In light of this postmarketing requirement, FDA requests that GSK design a population-based study to assess the risk of first trimester spontaneous abortion within 90 days of Cervarix administration. Fetal viability is complex and the majority of spontaneous abortions result from chromosomal abnormalities. To better determine the true effect of Cervarix administration on fetal viability, we request that subject recruitment be restricted to fetuses with a normal karyotype. Data collection should be inclusive of factors that are thought to influence fetal viability including but not limited to age, smoking status (using plasma cotinine), number of previous pregnancies, history of spontaneous abortion, and alcohol consumption. The target population should be females aged 15–25 years, corresponding to the subgroup where the imbalance was noted in clinical trials. For analysis, the comparison group should be female controls (or the cohort from which cases were derived) who did not have a spontaneous abortion. As previously mentioned in GSK’s concept protocol, the sample size should be sufficient to detect a relative risk of 2.0 for spontaneous abortions with 80% power.
The required postmarketing study does not need to be completed in the United States (US), but the study findings should be generalizable to females in the US. Additionally, we request that GSK propose a timeline for completion of the draft and final versions of the study protocol. Key elements to incorporate into the study protocol include progress reports to OBE every 6 months for the duration of the study, as well as a timeline for the final report no later than 6 months after study completion. For information, we have attached two articles on the subject of risk factor assessment for spontaneous abortions.
FDA is concerned that the current concept protocol for the US Phase IV trial, as submitted, would not be sufficient to address the potential risk posed by Cervarix vaccination on fetuses with a normal karyotype. Also, given heightened public awareness of the safety concerns related to pregnancy outcomes, subject accrual may not be sufficient under the current study protocol.
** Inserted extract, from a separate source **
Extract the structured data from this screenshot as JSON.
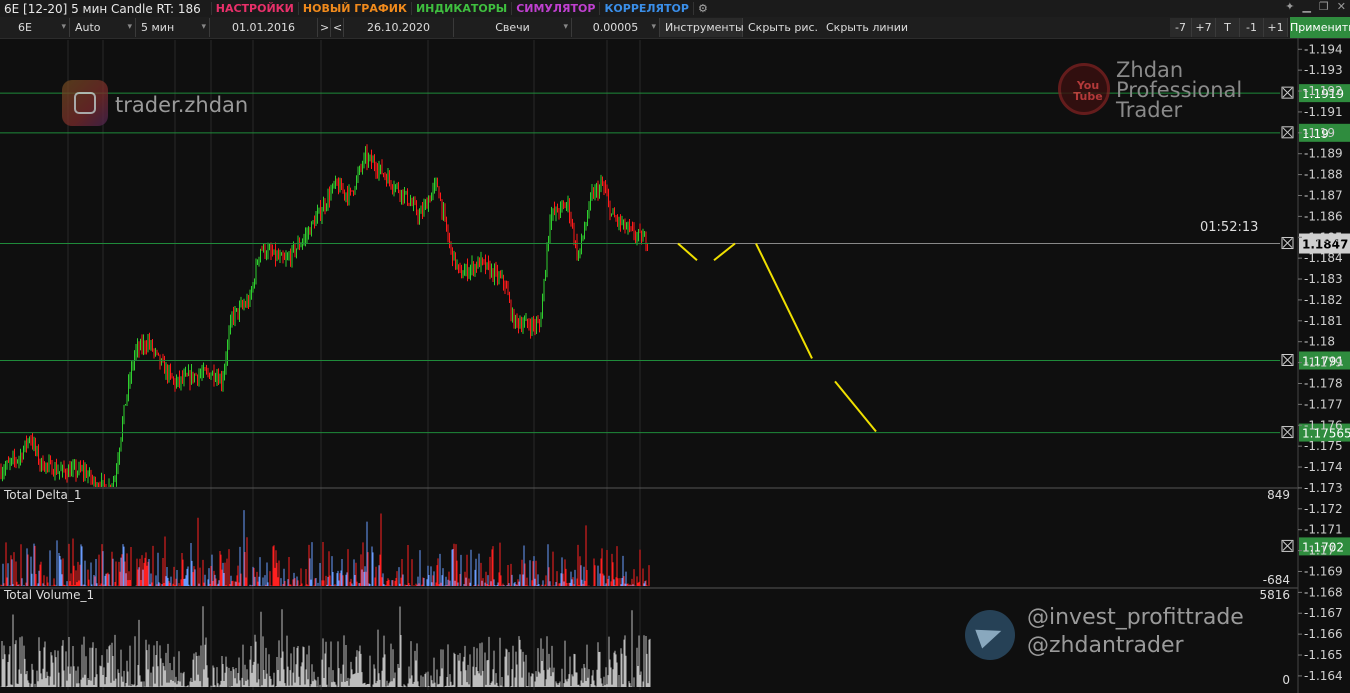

Finally, in order to better approximate the at risk period and inform the phase IV study design, FDA requests that GSK provide further information on spontaneous abortions occurring in clinical trials. FDA requests all available data on the gestational ages of spontaneous abortions occurring within 90 days after administration of any Cervarix vaccination and of any controls, accompanied by a table or graph showing the intervals between onset of pregnancy and abortion.
To facilitate communication regarding the postmarketing study requirement, we propose a teleconference with GSK. OBE has the following availability:
- Wednesday, September 16 — Between 3 pm and 5 pm